We met downtown and chatted about family, holidays and general ‘girl chat’. Then she mentioned her uncertainty about what the new year would bring. Her husband required urgent surgery and would be off work for several months. Coupled with this was the concern about finances lurking in the background. She told me about how three months earlier she had started a daily practice of an attitude of gratitude and explained how every day she made a promise to herself to be grateful for one thing- EVERY DAY!
This got me thinking about my ‘rat-race’ at work and wondered how on earth could I be grateful for any of the stress and pressure on my family life. But what she said next was the clincher.
In her Christmas email as she wrote about the ‘goings on’ of the family over the past year she included aspects of her journey to be grateful for one thing every day. For my friend, this small endeavour had helped her to put into focus the things that were really important every day, the things she normally took for granted, and this gave her the ‘lift’ she needed when those worries of life started to overwhelm her.
To her surprise, she heard back from two friends that she didn’t think would have been interested in this last piece of her story and each commented on how powerful her attitude was and that they too would take on the challenge for the new year.
Each said they trusted her honesty and her experience.
Often a ‘good feeling’ story of real life is one that we read but don’t engage with.
Scientists and neurologists are finally agreeing with the powerful positive thinkers like Tony Robbins. He talks to Dr Oz (https://www.tonyrobbins.com/biography/) in his video ‘Tips toTransform your life’ where the importance of focus, languageand intent to make a change in a person's mindset is explained. It appears that what we say, what we see and what we hear influences our brain and in turn creates our perception of life both good and bad.
This year, today, I commit to the next 29 days of positive thinking in the attitude of gratitude. I do not intend to overthink priorities of intentions but here it is…

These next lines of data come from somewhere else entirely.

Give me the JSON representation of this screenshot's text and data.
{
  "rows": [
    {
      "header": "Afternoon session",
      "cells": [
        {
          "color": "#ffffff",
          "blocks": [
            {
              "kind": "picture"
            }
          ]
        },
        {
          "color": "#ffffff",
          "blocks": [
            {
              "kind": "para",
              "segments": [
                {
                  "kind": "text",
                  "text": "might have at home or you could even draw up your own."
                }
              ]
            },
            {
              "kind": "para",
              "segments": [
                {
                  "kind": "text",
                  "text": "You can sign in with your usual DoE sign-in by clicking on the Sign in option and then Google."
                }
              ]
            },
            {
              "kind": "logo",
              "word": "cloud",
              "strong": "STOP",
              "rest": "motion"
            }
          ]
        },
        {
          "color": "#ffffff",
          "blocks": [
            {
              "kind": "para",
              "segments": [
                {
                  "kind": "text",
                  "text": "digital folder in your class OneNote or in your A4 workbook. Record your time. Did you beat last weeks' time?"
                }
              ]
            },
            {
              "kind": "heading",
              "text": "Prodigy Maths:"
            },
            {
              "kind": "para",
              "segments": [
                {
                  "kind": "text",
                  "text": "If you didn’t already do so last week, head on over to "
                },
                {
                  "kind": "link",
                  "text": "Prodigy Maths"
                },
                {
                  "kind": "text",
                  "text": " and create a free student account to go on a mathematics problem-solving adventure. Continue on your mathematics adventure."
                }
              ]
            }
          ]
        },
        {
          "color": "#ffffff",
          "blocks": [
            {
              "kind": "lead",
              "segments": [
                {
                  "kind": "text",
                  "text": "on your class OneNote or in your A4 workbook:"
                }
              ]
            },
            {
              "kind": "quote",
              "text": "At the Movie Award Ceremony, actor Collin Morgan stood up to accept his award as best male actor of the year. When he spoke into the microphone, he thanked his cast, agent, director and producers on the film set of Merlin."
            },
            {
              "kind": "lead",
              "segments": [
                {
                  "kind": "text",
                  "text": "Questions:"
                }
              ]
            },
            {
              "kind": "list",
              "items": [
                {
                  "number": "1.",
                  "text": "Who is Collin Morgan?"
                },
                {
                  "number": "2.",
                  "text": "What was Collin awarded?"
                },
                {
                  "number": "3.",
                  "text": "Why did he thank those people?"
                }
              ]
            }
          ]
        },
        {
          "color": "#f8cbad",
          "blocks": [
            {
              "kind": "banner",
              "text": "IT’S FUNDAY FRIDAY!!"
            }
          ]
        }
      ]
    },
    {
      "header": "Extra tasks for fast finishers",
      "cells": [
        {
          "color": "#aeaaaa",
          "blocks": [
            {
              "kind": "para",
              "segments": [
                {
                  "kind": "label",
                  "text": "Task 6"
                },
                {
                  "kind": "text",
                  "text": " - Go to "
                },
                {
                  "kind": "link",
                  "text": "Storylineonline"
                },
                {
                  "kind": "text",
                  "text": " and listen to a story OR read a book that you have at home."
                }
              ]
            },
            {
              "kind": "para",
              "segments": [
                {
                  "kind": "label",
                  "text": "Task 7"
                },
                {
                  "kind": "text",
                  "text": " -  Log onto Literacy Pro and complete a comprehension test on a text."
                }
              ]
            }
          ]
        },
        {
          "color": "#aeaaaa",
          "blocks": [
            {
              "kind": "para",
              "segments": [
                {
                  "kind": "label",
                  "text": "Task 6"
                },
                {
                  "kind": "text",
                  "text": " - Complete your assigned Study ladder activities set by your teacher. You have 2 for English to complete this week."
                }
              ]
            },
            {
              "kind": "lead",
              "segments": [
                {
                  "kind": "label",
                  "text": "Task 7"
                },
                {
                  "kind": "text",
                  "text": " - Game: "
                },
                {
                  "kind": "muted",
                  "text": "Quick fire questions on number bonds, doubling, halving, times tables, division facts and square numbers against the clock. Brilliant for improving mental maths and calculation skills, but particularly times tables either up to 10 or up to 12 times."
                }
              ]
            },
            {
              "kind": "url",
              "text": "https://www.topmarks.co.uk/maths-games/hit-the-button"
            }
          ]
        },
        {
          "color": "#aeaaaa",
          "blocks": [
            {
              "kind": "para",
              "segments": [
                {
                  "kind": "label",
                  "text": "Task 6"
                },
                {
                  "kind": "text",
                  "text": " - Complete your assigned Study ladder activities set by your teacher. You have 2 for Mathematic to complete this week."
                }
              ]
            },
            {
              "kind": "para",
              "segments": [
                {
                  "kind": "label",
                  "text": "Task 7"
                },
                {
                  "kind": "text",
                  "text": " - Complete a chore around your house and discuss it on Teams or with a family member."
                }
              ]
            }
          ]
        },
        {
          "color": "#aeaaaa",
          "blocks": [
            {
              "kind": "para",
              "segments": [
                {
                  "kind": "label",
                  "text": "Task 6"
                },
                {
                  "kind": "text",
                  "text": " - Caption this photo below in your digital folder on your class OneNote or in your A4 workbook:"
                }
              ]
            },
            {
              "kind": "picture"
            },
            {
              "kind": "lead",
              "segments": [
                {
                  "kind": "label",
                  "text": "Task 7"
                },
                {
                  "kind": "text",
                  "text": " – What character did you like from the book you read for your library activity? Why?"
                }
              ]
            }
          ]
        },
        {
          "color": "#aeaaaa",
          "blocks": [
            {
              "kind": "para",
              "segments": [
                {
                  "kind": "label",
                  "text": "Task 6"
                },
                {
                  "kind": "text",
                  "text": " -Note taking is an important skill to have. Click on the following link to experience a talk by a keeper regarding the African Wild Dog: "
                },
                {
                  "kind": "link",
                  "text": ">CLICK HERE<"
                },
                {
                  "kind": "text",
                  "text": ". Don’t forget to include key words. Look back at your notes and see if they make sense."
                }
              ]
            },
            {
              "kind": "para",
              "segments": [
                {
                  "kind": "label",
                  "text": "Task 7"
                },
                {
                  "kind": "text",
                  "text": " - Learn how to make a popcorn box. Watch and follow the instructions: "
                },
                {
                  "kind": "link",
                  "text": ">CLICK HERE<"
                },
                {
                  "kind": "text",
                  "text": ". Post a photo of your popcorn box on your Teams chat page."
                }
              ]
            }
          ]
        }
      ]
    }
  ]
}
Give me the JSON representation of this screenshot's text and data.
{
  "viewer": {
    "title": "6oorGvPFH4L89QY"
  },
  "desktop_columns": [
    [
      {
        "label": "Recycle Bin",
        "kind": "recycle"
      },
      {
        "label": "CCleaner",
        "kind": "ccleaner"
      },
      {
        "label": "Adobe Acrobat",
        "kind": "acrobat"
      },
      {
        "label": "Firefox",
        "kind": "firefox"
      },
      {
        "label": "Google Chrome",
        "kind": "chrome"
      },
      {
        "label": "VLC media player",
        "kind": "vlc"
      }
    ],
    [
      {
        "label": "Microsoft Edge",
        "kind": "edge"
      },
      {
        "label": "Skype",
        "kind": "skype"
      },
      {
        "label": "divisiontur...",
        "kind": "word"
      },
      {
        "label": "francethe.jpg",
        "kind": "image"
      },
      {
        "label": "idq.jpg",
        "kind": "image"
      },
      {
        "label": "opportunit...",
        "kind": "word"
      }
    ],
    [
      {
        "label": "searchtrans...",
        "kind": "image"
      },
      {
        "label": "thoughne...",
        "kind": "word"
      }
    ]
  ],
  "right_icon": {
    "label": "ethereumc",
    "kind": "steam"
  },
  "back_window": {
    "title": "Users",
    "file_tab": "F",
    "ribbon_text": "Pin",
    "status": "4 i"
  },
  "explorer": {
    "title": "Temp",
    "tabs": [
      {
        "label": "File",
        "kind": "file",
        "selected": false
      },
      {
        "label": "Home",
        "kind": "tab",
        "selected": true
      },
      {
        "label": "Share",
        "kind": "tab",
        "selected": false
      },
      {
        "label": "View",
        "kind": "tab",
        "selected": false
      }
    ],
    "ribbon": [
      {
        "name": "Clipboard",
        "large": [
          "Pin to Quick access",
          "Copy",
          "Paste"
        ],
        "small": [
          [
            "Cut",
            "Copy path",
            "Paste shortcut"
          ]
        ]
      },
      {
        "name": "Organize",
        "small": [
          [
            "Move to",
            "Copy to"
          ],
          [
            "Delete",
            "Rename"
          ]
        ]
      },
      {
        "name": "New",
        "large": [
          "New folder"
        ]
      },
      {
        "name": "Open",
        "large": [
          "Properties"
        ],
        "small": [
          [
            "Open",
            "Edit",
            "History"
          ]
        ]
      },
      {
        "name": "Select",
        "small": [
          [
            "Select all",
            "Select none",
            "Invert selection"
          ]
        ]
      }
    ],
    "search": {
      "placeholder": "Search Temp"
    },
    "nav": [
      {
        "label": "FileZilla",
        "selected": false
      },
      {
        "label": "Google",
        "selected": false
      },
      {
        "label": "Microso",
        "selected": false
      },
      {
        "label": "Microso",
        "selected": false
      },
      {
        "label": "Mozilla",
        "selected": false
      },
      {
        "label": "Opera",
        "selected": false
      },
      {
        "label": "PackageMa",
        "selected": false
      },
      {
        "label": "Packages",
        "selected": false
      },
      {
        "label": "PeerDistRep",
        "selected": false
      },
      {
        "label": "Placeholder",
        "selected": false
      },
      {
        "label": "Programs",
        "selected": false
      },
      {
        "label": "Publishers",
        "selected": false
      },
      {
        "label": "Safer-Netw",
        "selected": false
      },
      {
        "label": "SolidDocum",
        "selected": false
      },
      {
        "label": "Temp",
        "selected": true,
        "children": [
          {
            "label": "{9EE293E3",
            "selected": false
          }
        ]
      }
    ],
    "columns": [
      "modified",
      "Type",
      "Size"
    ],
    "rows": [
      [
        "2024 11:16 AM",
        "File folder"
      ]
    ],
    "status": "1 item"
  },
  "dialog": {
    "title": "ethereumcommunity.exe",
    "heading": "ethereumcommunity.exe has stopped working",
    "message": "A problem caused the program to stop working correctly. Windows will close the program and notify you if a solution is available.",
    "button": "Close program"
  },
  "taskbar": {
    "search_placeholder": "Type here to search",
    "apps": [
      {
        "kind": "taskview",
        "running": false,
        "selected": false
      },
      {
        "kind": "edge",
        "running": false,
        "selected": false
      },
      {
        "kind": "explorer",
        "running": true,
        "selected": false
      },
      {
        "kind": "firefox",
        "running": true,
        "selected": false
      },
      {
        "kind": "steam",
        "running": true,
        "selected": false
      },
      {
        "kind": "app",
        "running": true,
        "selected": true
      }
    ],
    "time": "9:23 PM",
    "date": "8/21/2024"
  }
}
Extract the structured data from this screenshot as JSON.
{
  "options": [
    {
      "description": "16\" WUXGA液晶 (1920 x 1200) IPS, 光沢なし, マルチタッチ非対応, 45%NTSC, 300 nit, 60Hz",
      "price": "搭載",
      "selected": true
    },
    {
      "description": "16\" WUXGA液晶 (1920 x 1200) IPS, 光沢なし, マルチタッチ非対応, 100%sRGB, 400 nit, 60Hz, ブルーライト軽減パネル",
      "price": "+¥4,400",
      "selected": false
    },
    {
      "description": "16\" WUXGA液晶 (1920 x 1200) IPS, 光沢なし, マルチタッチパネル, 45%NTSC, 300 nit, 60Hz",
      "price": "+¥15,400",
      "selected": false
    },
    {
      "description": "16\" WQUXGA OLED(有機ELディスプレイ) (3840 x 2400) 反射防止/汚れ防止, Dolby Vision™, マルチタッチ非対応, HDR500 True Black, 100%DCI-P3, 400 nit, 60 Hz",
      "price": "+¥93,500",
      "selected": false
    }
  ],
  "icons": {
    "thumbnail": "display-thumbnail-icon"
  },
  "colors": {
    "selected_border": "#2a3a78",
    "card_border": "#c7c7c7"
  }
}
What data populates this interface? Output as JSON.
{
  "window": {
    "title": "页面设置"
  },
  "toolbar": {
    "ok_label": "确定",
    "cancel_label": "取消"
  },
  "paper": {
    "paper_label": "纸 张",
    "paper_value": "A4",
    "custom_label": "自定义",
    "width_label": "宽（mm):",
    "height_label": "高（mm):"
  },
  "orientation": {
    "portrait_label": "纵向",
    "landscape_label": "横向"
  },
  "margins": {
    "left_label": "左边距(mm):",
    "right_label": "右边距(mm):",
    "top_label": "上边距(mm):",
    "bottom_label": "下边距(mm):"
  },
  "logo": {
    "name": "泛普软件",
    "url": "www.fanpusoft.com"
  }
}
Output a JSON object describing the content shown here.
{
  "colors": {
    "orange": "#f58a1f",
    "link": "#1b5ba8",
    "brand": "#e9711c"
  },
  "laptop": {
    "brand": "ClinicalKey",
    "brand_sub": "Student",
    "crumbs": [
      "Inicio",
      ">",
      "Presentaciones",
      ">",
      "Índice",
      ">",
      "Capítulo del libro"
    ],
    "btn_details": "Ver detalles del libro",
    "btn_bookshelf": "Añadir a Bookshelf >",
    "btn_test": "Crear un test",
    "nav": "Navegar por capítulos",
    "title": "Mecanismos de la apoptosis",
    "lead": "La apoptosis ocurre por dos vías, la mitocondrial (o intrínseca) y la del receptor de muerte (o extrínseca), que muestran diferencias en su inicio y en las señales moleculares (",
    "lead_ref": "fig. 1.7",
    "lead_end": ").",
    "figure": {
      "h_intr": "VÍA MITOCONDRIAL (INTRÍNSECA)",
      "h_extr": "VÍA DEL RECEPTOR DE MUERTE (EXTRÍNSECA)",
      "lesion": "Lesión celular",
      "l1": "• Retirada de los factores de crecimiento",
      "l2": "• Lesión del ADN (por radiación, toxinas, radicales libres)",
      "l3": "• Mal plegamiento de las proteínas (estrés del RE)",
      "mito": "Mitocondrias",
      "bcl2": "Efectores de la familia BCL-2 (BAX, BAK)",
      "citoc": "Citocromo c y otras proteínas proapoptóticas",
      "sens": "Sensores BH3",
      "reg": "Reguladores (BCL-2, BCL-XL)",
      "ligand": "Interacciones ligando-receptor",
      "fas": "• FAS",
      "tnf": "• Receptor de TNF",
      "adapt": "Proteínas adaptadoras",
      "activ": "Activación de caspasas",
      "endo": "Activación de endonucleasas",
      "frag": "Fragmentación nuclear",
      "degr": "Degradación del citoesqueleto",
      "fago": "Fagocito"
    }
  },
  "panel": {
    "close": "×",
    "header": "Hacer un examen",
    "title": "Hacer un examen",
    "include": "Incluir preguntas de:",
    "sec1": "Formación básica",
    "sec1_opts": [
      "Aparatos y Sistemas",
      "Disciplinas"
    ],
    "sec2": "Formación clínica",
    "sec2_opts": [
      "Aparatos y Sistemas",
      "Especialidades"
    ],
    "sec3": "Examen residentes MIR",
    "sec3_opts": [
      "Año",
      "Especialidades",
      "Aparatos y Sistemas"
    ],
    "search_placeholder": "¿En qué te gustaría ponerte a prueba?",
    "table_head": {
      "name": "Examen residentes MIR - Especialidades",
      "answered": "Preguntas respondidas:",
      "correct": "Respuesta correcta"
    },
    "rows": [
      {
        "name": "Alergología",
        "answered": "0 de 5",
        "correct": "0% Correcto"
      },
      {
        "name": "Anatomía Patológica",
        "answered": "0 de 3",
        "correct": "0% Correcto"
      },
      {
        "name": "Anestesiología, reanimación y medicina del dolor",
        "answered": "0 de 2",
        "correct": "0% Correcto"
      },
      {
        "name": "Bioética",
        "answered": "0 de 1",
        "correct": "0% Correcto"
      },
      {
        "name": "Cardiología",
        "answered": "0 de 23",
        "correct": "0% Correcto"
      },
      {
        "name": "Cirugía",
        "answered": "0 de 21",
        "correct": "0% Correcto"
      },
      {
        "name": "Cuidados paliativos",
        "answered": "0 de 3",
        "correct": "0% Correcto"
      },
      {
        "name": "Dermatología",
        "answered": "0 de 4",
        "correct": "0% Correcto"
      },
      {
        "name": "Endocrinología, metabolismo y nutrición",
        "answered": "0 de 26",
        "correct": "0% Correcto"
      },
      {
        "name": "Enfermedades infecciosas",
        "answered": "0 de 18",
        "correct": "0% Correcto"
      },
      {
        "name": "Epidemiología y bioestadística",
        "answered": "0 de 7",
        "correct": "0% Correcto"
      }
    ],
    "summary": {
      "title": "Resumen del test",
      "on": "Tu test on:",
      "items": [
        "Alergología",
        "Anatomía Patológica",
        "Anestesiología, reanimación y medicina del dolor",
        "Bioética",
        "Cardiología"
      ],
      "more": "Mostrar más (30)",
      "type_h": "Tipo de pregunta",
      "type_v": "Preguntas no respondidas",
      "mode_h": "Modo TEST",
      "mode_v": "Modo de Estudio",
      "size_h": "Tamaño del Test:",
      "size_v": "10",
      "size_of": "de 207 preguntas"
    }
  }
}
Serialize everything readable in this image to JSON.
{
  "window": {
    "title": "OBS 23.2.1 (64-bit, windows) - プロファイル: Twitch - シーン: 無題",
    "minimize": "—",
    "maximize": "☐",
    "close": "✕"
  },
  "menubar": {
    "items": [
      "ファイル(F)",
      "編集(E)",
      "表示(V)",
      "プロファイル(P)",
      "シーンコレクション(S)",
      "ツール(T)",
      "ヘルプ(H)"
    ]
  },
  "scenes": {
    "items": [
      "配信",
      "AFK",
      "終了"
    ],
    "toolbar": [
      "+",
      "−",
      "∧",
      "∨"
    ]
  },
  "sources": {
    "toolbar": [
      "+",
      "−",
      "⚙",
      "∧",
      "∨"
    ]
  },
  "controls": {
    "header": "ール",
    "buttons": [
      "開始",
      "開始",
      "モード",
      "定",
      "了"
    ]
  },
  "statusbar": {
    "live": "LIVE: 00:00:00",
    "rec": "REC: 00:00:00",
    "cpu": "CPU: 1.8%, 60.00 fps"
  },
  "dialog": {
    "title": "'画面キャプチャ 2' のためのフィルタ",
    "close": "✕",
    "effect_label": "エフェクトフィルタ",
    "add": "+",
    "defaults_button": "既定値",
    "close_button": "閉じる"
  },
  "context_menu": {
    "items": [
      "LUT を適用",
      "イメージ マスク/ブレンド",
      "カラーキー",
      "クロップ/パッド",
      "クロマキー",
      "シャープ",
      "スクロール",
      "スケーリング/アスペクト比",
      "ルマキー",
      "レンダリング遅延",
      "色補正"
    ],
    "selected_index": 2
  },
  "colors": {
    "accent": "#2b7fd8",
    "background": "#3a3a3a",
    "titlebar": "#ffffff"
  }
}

‘Today I am grateful for health- that I can live, breathe and wake up to a new day and all that it offers. Thank you for my health.’
What are you grateful for today?